The task » Word for word, copy the data that follows and skip its pictures.

Provided data »
■ ■ ■

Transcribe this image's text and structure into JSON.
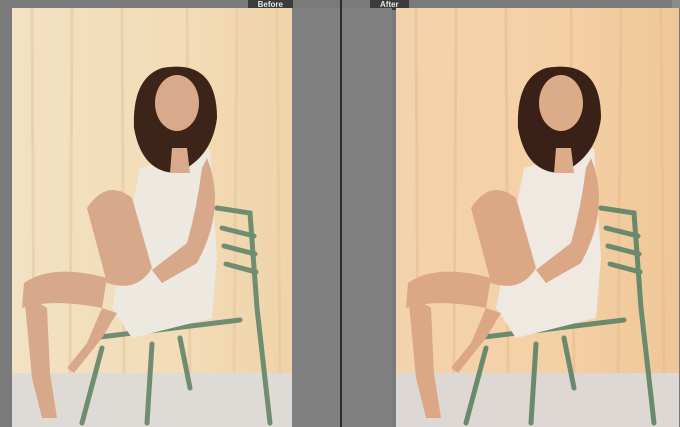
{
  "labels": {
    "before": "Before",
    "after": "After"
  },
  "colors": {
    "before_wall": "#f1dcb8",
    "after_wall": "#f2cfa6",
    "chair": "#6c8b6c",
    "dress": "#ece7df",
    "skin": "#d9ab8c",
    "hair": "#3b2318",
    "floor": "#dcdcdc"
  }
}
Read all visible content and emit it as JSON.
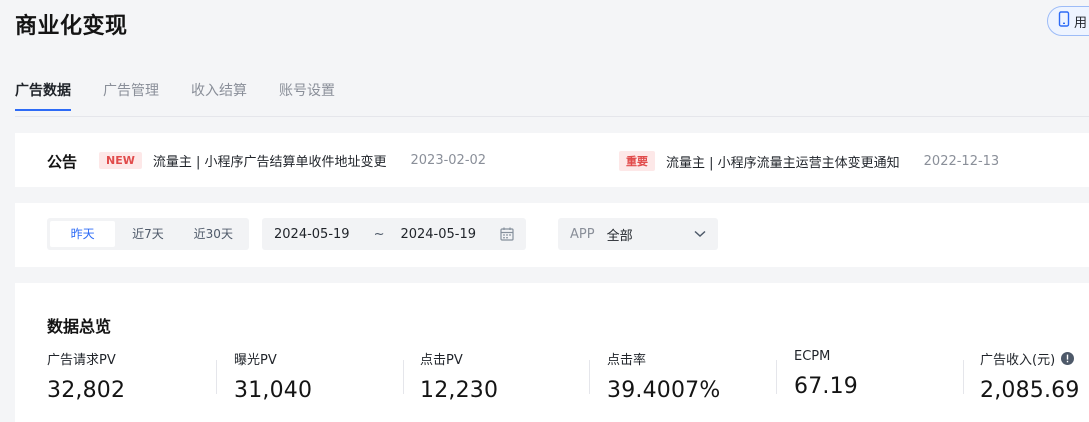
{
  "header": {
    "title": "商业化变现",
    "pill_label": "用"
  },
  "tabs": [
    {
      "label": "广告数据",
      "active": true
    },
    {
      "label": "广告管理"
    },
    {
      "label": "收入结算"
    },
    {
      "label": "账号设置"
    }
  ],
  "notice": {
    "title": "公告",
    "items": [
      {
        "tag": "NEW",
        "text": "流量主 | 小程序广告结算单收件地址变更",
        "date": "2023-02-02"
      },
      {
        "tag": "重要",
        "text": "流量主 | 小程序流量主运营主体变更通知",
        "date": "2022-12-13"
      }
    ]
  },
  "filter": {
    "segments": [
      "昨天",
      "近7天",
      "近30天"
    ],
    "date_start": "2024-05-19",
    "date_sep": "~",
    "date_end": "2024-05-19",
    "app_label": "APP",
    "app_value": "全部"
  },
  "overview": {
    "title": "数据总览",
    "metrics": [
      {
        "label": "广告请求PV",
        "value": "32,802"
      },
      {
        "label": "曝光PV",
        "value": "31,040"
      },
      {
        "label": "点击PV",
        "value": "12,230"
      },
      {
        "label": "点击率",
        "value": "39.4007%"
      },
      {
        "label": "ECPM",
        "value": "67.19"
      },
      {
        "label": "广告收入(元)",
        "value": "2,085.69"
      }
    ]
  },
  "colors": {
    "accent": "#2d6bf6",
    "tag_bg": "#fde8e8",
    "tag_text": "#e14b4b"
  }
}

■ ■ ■

Answer to this problem »
Transcribe this image's text and structure into JSON.
{
  "labels": {
    "before": "Before",
    "after": "After"
  },
  "colors": {
    "before_wall": "#f1dcb8",
    "after_wall": "#f2cfa6",
    "chair": "#6c8b6c",
    "dress": "#ece7df",
    "skin": "#d9ab8c",
    "hair": "#3b2318",
    "floor": "#dcdcdc"
  }
}
Read all visible content and emit it as JSON.
{
  "header": {
    "title": "商业化变现",
    "pill_label": "用"
  },
  "tabs": [
    {
      "label": "广告数据",
      "active": true
    },
    {
      "label": "广告管理"
    },
    {
      "label": "收入结算"
    },
    {
      "label": "账号设置"
    }
  ],
  "notice": {
    "title": "公告",
    "items": [
      {
        "tag": "NEW",
        "text": "流量主 | 小程序广告结算单收件地址变更",
        "date": "2023-02-02"
      },
      {
        "tag": "重要",
        "text": "流量主 | 小程序流量主运营主体变更通知",
        "date": "2022-12-13"
      }
    ]
  },
  "filter": {
    "segments": [
      "昨天",
      "近7天",
      "近30天"
    ],
    "date_start": "2024-05-19",
    "date_sep": "~",
    "date_end": "2024-05-19",
    "app_label": "APP",
    "app_value": "全部"
  },
  "overview": {
    "title": "数据总览",
    "metrics": [
      {
        "label": "广告请求PV",
        "value": "32,802"
      },
      {
        "label": "曝光PV",
        "value": "31,040"
      },
      {
        "label": "点击PV",
        "value": "12,230"
      },
      {
        "label": "点击率",
        "value": "39.4007%"
      },
      {
        "label": "ECPM",
        "value": "67.19"
      },
      {
        "label": "广告收入(元)",
        "value": "2,085.69"
      }
    ]
  },
  "colors": {
    "accent": "#2d6bf6",
    "tag_bg": "#fde8e8",
    "tag_text": "#e14b4b"
  }
}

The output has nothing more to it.